"Despite the energy efficiency benefits, some LED lights are harmful when used as street lighting," Maya Babu, a neurosurgeon and AMA Board Member, says in a press release.

Most LEDs emit mostly blue light, which is problematic for several reasons. The high contrast of the light—which appears bright white—increases glare and can be uncomfortable for the eyes, making it a road hazard.

It’s also bad for people who want to get to bed at a decent hour. Blue light suppresses melatonin, making it hard for people to fall asleep. Doctors and sleep experts recommend that you turn off your electronics before bed for this reason, but you can’t exactly turn off the street lights in your whole neighborhood.

Bright city lights are harmful to animals and plants, too. Light pollution can encourage trees to bud earlier and disrupt the sleep cycles of birds.

The AMA estimates that about 10 percent of existing street lighting in the U.S. has been replaced with LEDs. The organization doesn't recommend staying away from LED street lights altogether, but recommends using lights that emit as little blue light as possible, reducing glare.

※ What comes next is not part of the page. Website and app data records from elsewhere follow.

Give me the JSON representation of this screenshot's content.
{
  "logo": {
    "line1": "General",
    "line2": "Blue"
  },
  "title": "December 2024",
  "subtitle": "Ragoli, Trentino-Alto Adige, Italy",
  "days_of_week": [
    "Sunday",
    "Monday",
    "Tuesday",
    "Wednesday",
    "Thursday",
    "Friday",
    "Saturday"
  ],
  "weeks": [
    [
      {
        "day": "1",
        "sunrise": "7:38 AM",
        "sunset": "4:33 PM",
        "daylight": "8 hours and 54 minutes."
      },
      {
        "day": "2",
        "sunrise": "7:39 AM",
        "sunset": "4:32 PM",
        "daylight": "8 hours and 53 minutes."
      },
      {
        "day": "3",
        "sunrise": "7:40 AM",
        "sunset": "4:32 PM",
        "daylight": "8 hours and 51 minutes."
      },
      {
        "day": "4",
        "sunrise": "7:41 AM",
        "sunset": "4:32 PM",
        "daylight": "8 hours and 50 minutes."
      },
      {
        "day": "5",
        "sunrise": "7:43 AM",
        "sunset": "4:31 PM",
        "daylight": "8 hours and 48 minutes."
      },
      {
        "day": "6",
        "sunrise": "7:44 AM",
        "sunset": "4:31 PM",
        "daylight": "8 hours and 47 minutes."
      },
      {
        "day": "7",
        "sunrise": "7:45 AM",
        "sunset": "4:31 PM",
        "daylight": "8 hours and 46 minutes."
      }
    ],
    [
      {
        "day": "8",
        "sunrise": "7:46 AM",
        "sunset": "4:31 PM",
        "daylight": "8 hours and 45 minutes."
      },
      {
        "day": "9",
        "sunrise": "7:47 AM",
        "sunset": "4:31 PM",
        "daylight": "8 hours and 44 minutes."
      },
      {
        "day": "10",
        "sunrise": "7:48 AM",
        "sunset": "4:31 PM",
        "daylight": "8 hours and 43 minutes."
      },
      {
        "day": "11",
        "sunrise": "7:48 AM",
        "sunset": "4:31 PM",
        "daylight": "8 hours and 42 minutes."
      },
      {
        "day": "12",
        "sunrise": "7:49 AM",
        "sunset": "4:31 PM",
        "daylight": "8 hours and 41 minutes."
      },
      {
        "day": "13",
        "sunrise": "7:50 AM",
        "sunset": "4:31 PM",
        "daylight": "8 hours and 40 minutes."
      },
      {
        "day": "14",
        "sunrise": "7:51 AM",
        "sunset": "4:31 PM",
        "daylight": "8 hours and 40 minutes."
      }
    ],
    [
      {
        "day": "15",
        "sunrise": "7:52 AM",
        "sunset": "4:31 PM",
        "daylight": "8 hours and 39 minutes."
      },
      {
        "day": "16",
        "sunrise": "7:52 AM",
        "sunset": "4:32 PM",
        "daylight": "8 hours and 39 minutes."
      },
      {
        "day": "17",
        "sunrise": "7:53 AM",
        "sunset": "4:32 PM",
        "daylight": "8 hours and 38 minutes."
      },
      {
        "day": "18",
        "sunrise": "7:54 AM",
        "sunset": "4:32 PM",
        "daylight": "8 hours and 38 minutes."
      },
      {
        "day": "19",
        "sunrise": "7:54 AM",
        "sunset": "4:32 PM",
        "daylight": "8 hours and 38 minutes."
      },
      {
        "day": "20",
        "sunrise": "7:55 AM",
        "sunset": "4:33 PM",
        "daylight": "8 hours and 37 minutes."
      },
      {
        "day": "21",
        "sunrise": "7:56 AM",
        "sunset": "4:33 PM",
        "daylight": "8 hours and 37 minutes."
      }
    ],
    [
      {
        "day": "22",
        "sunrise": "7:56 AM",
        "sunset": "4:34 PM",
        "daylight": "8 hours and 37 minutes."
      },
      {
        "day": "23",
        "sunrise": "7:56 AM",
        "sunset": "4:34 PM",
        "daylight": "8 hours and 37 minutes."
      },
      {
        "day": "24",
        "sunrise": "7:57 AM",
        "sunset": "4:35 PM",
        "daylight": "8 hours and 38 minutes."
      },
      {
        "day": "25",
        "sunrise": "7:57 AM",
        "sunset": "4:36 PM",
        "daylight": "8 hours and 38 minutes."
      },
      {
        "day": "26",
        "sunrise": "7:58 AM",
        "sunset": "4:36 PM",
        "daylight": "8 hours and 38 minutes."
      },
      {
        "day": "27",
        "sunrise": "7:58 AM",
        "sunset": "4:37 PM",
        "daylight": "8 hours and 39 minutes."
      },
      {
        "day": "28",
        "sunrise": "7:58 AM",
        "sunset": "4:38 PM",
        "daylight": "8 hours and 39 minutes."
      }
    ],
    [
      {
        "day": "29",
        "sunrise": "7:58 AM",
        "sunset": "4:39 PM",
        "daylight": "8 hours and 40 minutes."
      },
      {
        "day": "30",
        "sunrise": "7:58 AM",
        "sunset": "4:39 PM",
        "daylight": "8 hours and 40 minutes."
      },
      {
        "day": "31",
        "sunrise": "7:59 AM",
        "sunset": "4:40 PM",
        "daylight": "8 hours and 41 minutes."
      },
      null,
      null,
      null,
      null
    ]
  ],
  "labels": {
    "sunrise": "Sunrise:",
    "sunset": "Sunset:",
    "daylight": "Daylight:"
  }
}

They also suggest that street lights could be dimmed during off-peak hours. Bulbs should also be shielded so that the light shines where it’s supposed to, rather than into the bedrooms of neighbors or up into the sky.

There’s a reason we call bedtime "lights out."

[h/t Inhabitat]